| Work request |
Pick out each line below containing "entendrez".

| Data listing |
+ + + +

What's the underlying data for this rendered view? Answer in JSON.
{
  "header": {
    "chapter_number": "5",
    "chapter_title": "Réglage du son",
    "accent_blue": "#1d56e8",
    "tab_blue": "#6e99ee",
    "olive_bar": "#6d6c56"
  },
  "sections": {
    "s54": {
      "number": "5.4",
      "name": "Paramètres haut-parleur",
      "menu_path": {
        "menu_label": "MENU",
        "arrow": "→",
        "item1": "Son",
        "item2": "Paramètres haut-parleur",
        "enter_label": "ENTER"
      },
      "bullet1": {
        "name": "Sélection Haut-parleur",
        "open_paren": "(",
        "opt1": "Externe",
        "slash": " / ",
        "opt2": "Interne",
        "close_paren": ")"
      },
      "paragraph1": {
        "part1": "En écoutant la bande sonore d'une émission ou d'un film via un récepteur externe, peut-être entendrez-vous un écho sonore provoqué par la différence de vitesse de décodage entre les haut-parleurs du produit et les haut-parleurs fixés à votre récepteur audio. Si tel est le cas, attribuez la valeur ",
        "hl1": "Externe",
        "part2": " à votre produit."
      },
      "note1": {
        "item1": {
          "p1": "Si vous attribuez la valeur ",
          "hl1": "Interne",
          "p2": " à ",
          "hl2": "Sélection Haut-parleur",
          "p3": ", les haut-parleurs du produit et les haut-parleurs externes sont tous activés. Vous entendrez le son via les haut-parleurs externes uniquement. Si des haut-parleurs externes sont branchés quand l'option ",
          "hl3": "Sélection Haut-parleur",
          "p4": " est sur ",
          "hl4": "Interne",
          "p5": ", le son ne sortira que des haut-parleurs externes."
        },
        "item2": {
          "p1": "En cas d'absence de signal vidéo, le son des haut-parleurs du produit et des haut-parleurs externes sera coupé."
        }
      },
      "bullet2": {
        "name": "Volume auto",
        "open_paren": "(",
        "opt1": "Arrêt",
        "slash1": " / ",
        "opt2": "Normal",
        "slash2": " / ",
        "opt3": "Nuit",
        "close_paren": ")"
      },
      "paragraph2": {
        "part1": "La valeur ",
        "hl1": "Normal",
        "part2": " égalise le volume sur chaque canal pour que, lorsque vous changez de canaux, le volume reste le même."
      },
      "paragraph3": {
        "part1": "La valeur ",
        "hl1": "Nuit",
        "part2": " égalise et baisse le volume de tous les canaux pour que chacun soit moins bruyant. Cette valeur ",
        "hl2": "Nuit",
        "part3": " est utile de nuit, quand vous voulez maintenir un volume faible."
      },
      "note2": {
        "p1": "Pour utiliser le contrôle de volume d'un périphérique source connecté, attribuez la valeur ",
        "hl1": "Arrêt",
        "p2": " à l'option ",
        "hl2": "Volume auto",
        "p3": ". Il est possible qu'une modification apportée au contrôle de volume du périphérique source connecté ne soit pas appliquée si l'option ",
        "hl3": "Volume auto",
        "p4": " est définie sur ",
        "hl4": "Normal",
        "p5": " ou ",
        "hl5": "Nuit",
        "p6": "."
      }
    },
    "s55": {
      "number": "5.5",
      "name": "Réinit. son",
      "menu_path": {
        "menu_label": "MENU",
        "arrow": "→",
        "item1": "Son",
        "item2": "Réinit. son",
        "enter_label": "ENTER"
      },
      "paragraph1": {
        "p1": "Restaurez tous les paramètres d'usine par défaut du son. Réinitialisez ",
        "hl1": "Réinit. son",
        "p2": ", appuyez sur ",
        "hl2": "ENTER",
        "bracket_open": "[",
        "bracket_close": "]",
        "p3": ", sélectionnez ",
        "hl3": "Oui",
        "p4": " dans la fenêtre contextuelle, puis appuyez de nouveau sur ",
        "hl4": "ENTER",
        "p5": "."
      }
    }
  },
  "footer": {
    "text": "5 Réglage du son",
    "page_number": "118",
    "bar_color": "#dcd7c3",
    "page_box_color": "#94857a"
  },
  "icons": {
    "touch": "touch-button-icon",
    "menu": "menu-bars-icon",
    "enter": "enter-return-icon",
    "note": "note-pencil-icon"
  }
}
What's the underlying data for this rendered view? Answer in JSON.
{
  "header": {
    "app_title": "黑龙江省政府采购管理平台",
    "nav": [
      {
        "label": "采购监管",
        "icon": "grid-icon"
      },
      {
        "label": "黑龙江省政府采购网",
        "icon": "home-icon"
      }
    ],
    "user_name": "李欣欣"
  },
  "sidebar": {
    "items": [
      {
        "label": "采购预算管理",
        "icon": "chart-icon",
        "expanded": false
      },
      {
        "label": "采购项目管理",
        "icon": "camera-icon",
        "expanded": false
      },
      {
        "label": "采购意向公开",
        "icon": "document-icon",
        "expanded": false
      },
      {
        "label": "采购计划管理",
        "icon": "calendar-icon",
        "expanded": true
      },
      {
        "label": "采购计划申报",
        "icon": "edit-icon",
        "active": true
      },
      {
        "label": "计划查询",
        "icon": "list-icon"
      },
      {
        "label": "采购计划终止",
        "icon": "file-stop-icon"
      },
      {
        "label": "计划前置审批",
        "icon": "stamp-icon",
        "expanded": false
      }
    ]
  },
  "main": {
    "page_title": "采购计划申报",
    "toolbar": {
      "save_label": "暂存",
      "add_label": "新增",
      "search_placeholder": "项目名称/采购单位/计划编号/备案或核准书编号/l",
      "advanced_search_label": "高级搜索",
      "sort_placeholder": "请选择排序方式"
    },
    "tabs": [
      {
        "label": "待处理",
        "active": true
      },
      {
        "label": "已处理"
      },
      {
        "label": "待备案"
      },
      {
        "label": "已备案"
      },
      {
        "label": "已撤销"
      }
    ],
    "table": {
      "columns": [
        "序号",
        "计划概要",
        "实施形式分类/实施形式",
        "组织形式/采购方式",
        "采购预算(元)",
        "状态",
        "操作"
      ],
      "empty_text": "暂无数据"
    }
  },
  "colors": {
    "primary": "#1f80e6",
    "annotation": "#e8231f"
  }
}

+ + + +

| Worked solution |
        "part1": "En écoutant la bande sonore d'une émission ou d'un film via un récepteur externe, peut-être entendrez-vous un écho sonore provoqué par la différence de vitesse de décodage entre les haut-parleurs du produit et les haut-parleurs fixés à votre récepteur audio. Si tel est le cas, attribuez la valeur ",
          "p3": ", les haut-parleurs du produit et les haut-parleurs externes sont tous activés. Vous entendrez le son via les haut-parleurs externes uniquement. Si des haut-parleurs externes sont branchés quand l'option ",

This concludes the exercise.